**Your objective**: In full and exactly, reproduce the entries below, but omit the pictures.

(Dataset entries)

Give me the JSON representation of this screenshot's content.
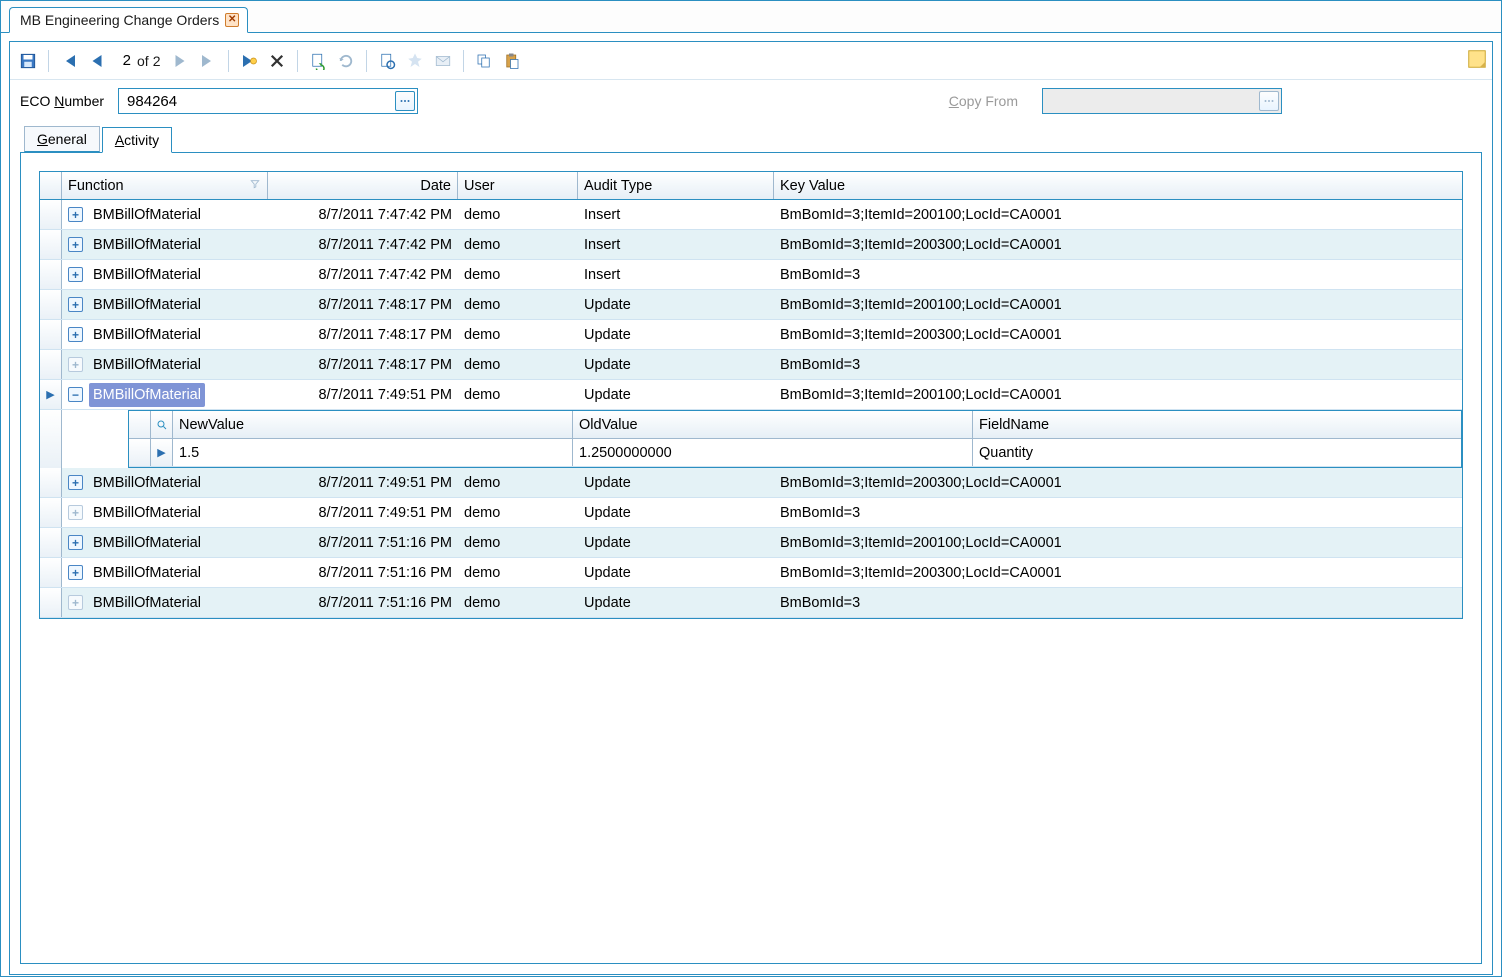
{
  "tab": {
    "title": "MB Engineering Change Orders"
  },
  "pager": {
    "current": "2",
    "of_label": " of ",
    "total": "2"
  },
  "form": {
    "eco_label_pre": "ECO ",
    "eco_label_u": "N",
    "eco_label_post": "umber",
    "eco_value": "984264",
    "copy_from_label": "Copy From",
    "copy_from_value": ""
  },
  "inner_tabs": {
    "general_u": "G",
    "general_rest": "eneral",
    "activity_u": "A",
    "activity_rest": "ctivity"
  },
  "grid": {
    "headers": {
      "function": "Function",
      "date": "Date",
      "user": "User",
      "audit_type": "Audit Type",
      "key_value": "Key Value"
    },
    "sub_headers": {
      "new_value": "NewValue",
      "old_value": "OldValue",
      "field_name": "FieldName"
    },
    "rows": [
      {
        "expand": "plus",
        "striped": false,
        "selected": false,
        "dim": false,
        "function": "BMBillOfMaterial",
        "date": "8/7/2011 7:47:42 PM",
        "user": "demo",
        "audit": "Insert",
        "key": "BmBomId=3;ItemId=200100;LocId=CA0001",
        "sub": null
      },
      {
        "expand": "plus",
        "striped": true,
        "selected": false,
        "dim": false,
        "function": "BMBillOfMaterial",
        "date": "8/7/2011 7:47:42 PM",
        "user": "demo",
        "audit": "Insert",
        "key": "BmBomId=3;ItemId=200300;LocId=CA0001",
        "sub": null
      },
      {
        "expand": "plus",
        "striped": false,
        "selected": false,
        "dim": false,
        "function": "BMBillOfMaterial",
        "date": "8/7/2011 7:47:42 PM",
        "user": "demo",
        "audit": "Insert",
        "key": "BmBomId=3",
        "sub": null
      },
      {
        "expand": "plus",
        "striped": true,
        "selected": false,
        "dim": false,
        "function": "BMBillOfMaterial",
        "date": "8/7/2011 7:48:17 PM",
        "user": "demo",
        "audit": "Update",
        "key": "BmBomId=3;ItemId=200100;LocId=CA0001",
        "sub": null
      },
      {
        "expand": "plus",
        "striped": false,
        "selected": false,
        "dim": false,
        "function": "BMBillOfMaterial",
        "date": "8/7/2011 7:48:17 PM",
        "user": "demo",
        "audit": "Update",
        "key": "BmBomId=3;ItemId=200300;LocId=CA0001",
        "sub": null
      },
      {
        "expand": "plus",
        "striped": true,
        "selected": false,
        "dim": true,
        "function": "BMBillOfMaterial",
        "date": "8/7/2011 7:48:17 PM",
        "user": "demo",
        "audit": "Update",
        "key": "BmBomId=3",
        "sub": null
      },
      {
        "expand": "minus",
        "striped": false,
        "selected": true,
        "dim": false,
        "function": "BMBillOfMaterial",
        "date": "8/7/2011 7:49:51 PM",
        "user": "demo",
        "audit": "Update",
        "key": "BmBomId=3;ItemId=200100;LocId=CA0001",
        "sub": {
          "new": "1.5",
          "old": "1.2500000000",
          "field": "Quantity"
        }
      },
      {
        "expand": "plus",
        "striped": true,
        "selected": false,
        "dim": false,
        "function": "BMBillOfMaterial",
        "date": "8/7/2011 7:49:51 PM",
        "user": "demo",
        "audit": "Update",
        "key": "BmBomId=3;ItemId=200300;LocId=CA0001",
        "sub": null
      },
      {
        "expand": "plus",
        "striped": false,
        "selected": false,
        "dim": true,
        "function": "BMBillOfMaterial",
        "date": "8/7/2011 7:49:51 PM",
        "user": "demo",
        "audit": "Update",
        "key": "BmBomId=3",
        "sub": null
      },
      {
        "expand": "plus",
        "striped": true,
        "selected": false,
        "dim": false,
        "function": "BMBillOfMaterial",
        "date": "8/7/2011 7:51:16 PM",
        "user": "demo",
        "audit": "Update",
        "key": "BmBomId=3;ItemId=200100;LocId=CA0001",
        "sub": null
      },
      {
        "expand": "plus",
        "striped": false,
        "selected": false,
        "dim": false,
        "function": "BMBillOfMaterial",
        "date": "8/7/2011 7:51:16 PM",
        "user": "demo",
        "audit": "Update",
        "key": "BmBomId=3;ItemId=200300;LocId=CA0001",
        "sub": null
      },
      {
        "expand": "plus",
        "striped": true,
        "selected": false,
        "dim": true,
        "function": "BMBillOfMaterial",
        "date": "8/7/2011 7:51:16 PM",
        "user": "demo",
        "audit": "Update",
        "key": "BmBomId=3",
        "sub": null
      }
    ]
  }
}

**Response**:
Give me the JSON representation of this screenshot's content.
{
  "tab": {
    "title": "MB Engineering Change Orders"
  },
  "pager": {
    "current": "2",
    "of_label": " of ",
    "total": "2"
  },
  "form": {
    "eco_label_pre": "ECO ",
    "eco_label_u": "N",
    "eco_label_post": "umber",
    "eco_value": "984264",
    "copy_from_label": "Copy From",
    "copy_from_value": ""
  },
  "inner_tabs": {
    "general_u": "G",
    "general_rest": "eneral",
    "activity_u": "A",
    "activity_rest": "ctivity"
  },
  "grid": {
    "headers": {
      "function": "Function",
      "date": "Date",
      "user": "User",
      "audit_type": "Audit Type",
      "key_value": "Key Value"
    },
    "sub_headers": {
      "new_value": "NewValue",
      "old_value": "OldValue",
      "field_name": "FieldName"
    },
    "rows": [
      {
        "expand": "plus",
        "striped": false,
        "selected": false,
        "dim": false,
        "function": "BMBillOfMaterial",
        "date": "8/7/2011 7:47:42 PM",
        "user": "demo",
        "audit": "Insert",
        "key": "BmBomId=3;ItemId=200100;LocId=CA0001",
        "sub": null
      },
      {
        "expand": "plus",
        "striped": true,
        "selected": false,
        "dim": false,
        "function": "BMBillOfMaterial",
        "date": "8/7/2011 7:47:42 PM",
        "user": "demo",
        "audit": "Insert",
        "key": "BmBomId=3;ItemId=200300;LocId=CA0001",
        "sub": null
      },
      {
        "expand": "plus",
        "striped": false,
        "selected": false,
        "dim": false,
        "function": "BMBillOfMaterial",
        "date": "8/7/2011 7:47:42 PM",
        "user": "demo",
        "audit": "Insert",
        "key": "BmBomId=3",
        "sub": null
      },
      {
        "expand": "plus",
        "striped": true,
        "selected": false,
        "dim": false,
        "function": "BMBillOfMaterial",
        "date": "8/7/2011 7:48:17 PM",
        "user": "demo",
        "audit": "Update",
        "key": "BmBomId=3;ItemId=200100;LocId=CA0001",
        "sub": null
      },
      {
        "expand": "plus",
        "striped": false,
        "selected": false,
        "dim": false,
        "function": "BMBillOfMaterial",
        "date": "8/7/2011 7:48:17 PM",
        "user": "demo",
        "audit": "Update",
        "key": "BmBomId=3;ItemId=200300;LocId=CA0001",
        "sub": null
      },
      {
        "expand": "plus",
        "striped": true,
        "selected": false,
        "dim": true,
        "function": "BMBillOfMaterial",
        "date": "8/7/2011 7:48:17 PM",
        "user": "demo",
        "audit": "Update",
        "key": "BmBomId=3",
        "sub": null
      },
      {
        "expand": "minus",
        "striped": false,
        "selected": true,
        "dim": false,
        "function": "BMBillOfMaterial",
        "date": "8/7/2011 7:49:51 PM",
        "user": "demo",
        "audit": "Update",
        "key": "BmBomId=3;ItemId=200100;LocId=CA0001",
        "sub": {
          "new": "1.5",
          "old": "1.2500000000",
          "field": "Quantity"
        }
      },
      {
        "expand": "plus",
        "striped": true,
        "selected": false,
        "dim": false,
        "function": "BMBillOfMaterial",
        "date": "8/7/2011 7:49:51 PM",
        "user": "demo",
        "audit": "Update",
        "key": "BmBomId=3;ItemId=200300;LocId=CA0001",
        "sub": null
      },
      {
        "expand": "plus",
        "striped": false,
        "selected": false,
        "dim": true,
        "function": "BMBillOfMaterial",
        "date": "8/7/2011 7:49:51 PM",
        "user": "demo",
        "audit": "Update",
        "key": "BmBomId=3",
        "sub": null
      },
      {
        "expand": "plus",
        "striped": true,
        "selected": false,
        "dim": false,
        "function": "BMBillOfMaterial",
        "date": "8/7/2011 7:51:16 PM",
        "user": "demo",
        "audit": "Update",
        "key": "BmBomId=3;ItemId=200100;LocId=CA0001",
        "sub": null
      },
      {
        "expand": "plus",
        "striped": false,
        "selected": false,
        "dim": false,
        "function": "BMBillOfMaterial",
        "date": "8/7/2011 7:51:16 PM",
        "user": "demo",
        "audit": "Update",
        "key": "BmBomId=3;ItemId=200300;LocId=CA0001",
        "sub": null
      },
      {
        "expand": "plus",
        "striped": true,
        "selected": false,
        "dim": true,
        "function": "BMBillOfMaterial",
        "date": "8/7/2011 7:51:16 PM",
        "user": "demo",
        "audit": "Update",
        "key": "BmBomId=3",
        "sub": null
      }
    ]
  }
}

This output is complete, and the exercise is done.